Reading on the IELTS exam is done differently to many other test because you have to find your answers in the context of a whole article rather than just a paragraph. The best way to do this is to summarise the most important parts of each paragraph in a note at the edge of your page as you read. This way you can find your way back to the paragraph that you need quickly.
Now when I say summarise, I really mean what was the author’s goal is writing this?
- Does he / she want to define something?
- Do they want to make a list?
- Do they want to give an opinion?
- Do they wany to contrast or compare something?
Looking at it this way also lets you understand the structure of the writing, so when you get the question asking about yje writer’s intention you know how to answer it.
When studying the answers are not important…. how you find them is!
This is what is called a transferable skill. Look at the words that appear before the answers while you are practicing. Very often the actual answers on the test are sign posted by linking words…. but, however, thus, although…
you get the idea. Find these words and see how many of them point to answers on the test.
While you are preparing try to make a list as as many linking words as you can and get used to looking for them.
To explain to my students how to deal with vocabulary words that they are unfamiliar with or that they don’t know, I get then to guess the meaning by trying to find it in the context of the article. This video shows you exactly what I mean by this.
Another great way to learn new words is not by memorizing them, but by using them. Read Read Read…. say the words oit loud and record them on your phone. Before you sleep, play the word list that you have created.
Literal and inference questions
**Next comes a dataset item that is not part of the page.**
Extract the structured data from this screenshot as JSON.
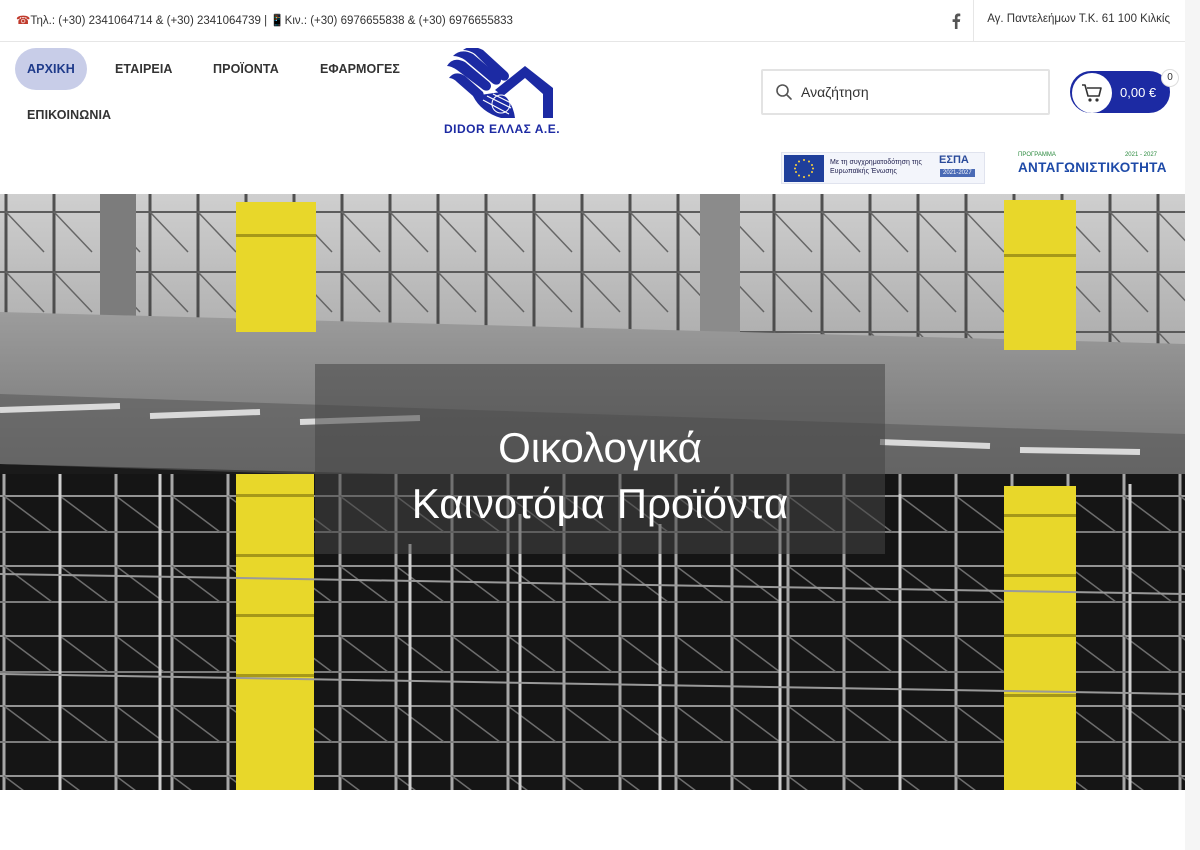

These are questions where you must convey your understanding of the author means by his or her word choices. Often the answers to these questions will not be explicitly stated in the test, but you understand it by seeking the author’s true intentions.
The structure will also help you to understand the meaning of an article, so look for problem solution structures, any lists and any definitions. These are all clues that will assist your understanding.
There will be one section where you will be asked about the opinions of some of the people in the article…. This is where your skillful note taking will come in handy again (look for believes, feels, thinks, takes the position, advocated, criticizes, disagrees, agrees) and make a note of their initials and their thinking as you summarise. If you try to remember their names and who said what, it can be extremely difficult.
True False not given
True means that you will find the answer that agrees with the statement in the article; False means that you will find information that contradicts the statement in the article; and Not given means that you are looking for something that isn’t there. If you can not remember it, there is a good chance that it was not mentioned in the article.
Yes no not given
In this type of question the passage is discussing the opinion of the author, another person, or group of people. You answer it in the same way as you would answer true false and not given….. if you can find the answer in the article the answer is yes. If the article says the opposite or that the sentence given is not correct, then the answer is no, and of course the not given response is used when the content is not provided.
When the writer restates something using different words, they do it for a reason. It is important. Make a note of this. Also, see how often the answers appear at the ends of paragraphs…. often the writer is building to something and makes his/her most important points here. A good tip.
Using books to learn a language
The British council made a fantastic video about learning to read and improving your IELTS score and shares it n their FB. It doesn’t take long and may give you the motivation to keep going.